Now, a new report issued by a distinguished doctor provides more insight into how drug companies manipulate scientific research in order to advance corporate interests in the realms of health and medicine.
A meta-analysis is an overarching view of several previously conducted scientific studies which measures both qualitative and quantitative evidence to come to a conclusion about a premise proposed by a scientist – except when that study is paid for by the very companies whom conduct the ‘analysis’ in order to sway data in their interests.
Though the tool of meta-analysis is used in every branch of science, it has become an important device for doctors when trying to determine the best method of treating disease.
A meta-analysis is a way for a doctor to wade through the excessive information available and come to a conclusion – something he used to just ask his fellow doctors in a field about. He now relegates that task to medical studies. There’s just one problem.

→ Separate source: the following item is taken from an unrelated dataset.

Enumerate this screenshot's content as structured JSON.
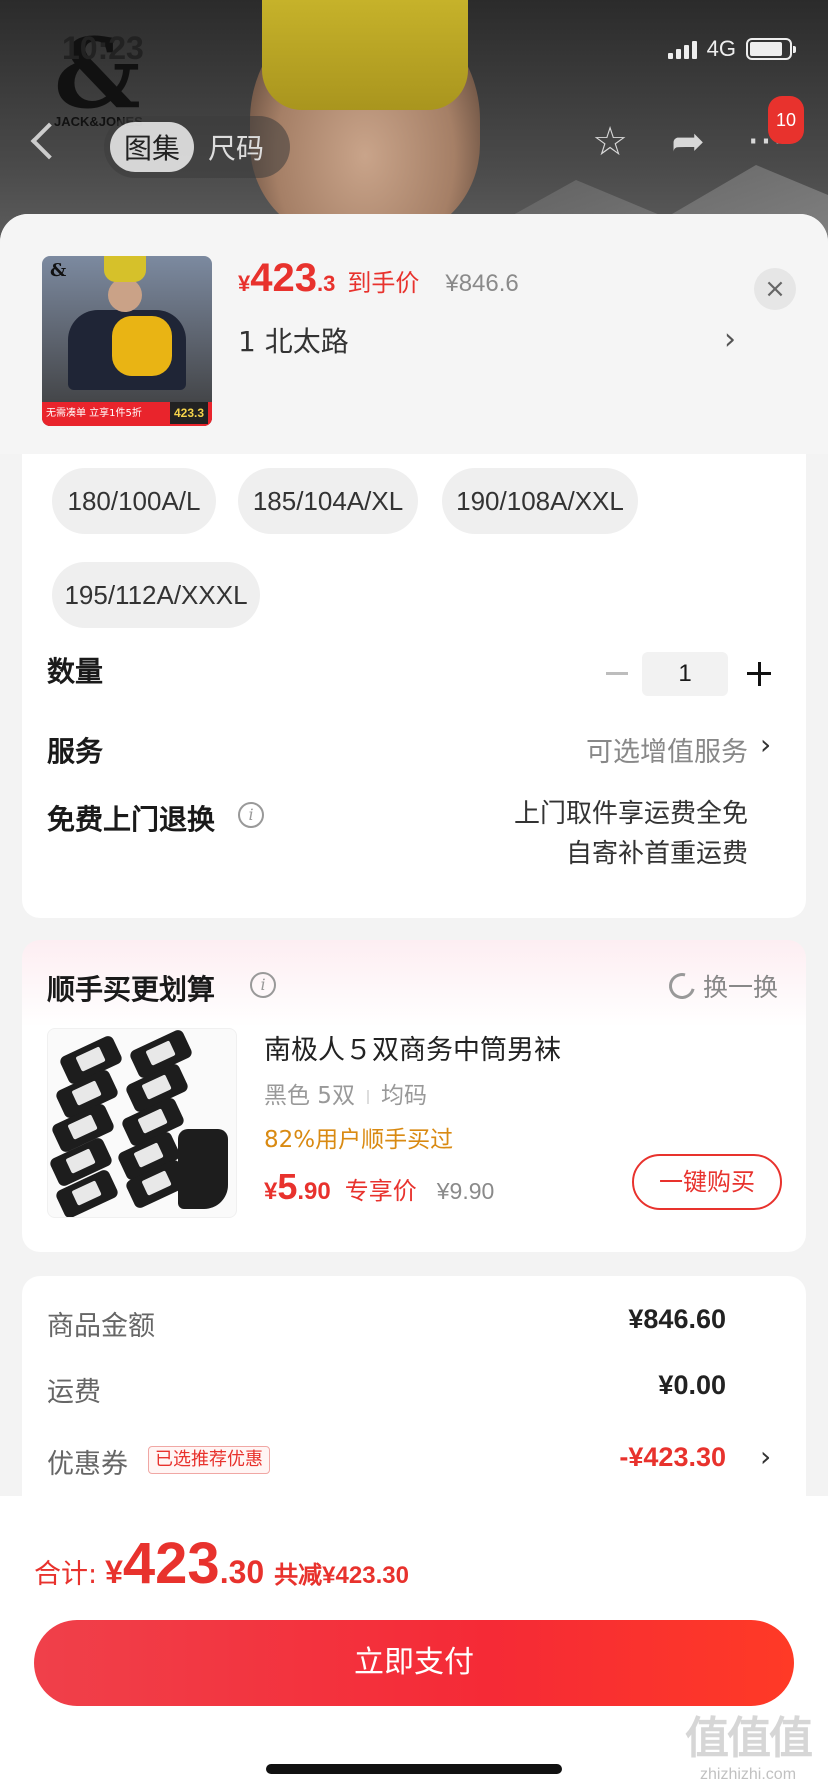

A new report suggests that more than 80 percent of these studies are funded by corporate interests. It’s not science these doctors are reading, but a commercial in the form of scientific literature put together by and funded by drug makers.
These kinds of studies are “extremely important,” according to Dr. John Ioannidis, a professor of medicine health research and policy at Stanford University.
He has conducted many of these types of studies throughout his career, and he says:
“They’re trying to make some sense out of a very convoluted scientific and medical literature.”
Not much sense is being made, though, despite thousands upon thousands of research studies.
“They [drug companies] can get the results or at least the interpretation that fits their needs. So you have the most powerful and most prestigious design in current medical evidence, and it can be easily manipulated as an advertisement, as a marketing tool.”
Though the National Academy of Medicine offers many protocols for divulging the ‘money behind the study,’ it can be very difficult for doctors well versed in medical jargon, let alone a common person doing their own research, to wade through the subtleties of a study which is designed from its origins to come to a specific conclusion.
For example, Pfizer, the maker of Prozac, and who pays for many of the meta-analysis for their own drugs, can hide their authorship behind an institution, a scientist, or even suggest in the analysis itself, findings which are not an assimilation of unbiased analytical data, but which simply promote the use of their product.
Many studies have found similar issues with drug companies meddling in the scientific data to skew it in their favor.
One such study, penned by Ioannidis, called “The Mass Production of Redundant, Misleading, and Conflicted Systematic Reviews and Meta-analyses” published in the Journal of Clinical Epidemiology, which evaluated 185 meta-analyses, found that one-third of them [meta analysis] were written by pharma industry employees. Other conflicts of interest were also very apparent.
Aside from Ioannidis’ research, in 2015, the editor of one of the world’s most respected medical journals, The Lancet, went public about the massive research fraud that was ruining the field of medical clinical research:
“Much of the scientific literature, perhaps half, may simply be untrue. Afflicted by studies with small sample sizes, tiny effects, invalid exploratory analyses, and flagrant conflicts of interest, together with an obsession for pursuing fashionable trends of dubious importance, science has taken a turn towards darkness.” – Dr. Richard Horton, editor of the world’s most respected medical journal, The Lancet
Top Scientist, Two Time Nobel Prize Winner: ‘Most Cancer Research is Largely a Fraud’
These statements are alarming for several reasons. First, there is the implied lack of any sort of unbiased research on medicine, along with the ridiculous amounts of public funds, let alone private, being spent on ‘medical research,’ that is already determined well before a study is analyzed.
Secondly, the public is swindled once again with fancy, peer-reviewed, scientific journals which should stand as fact, but have been infiltrated by the corporate elite.
As Ioannidis states:
“The publication of systematic reviews and meta-analyses should be realigned to remove biases and vested interests and to integrate them better with the primary production of evidence.”
By Christina Sarich, Waking Times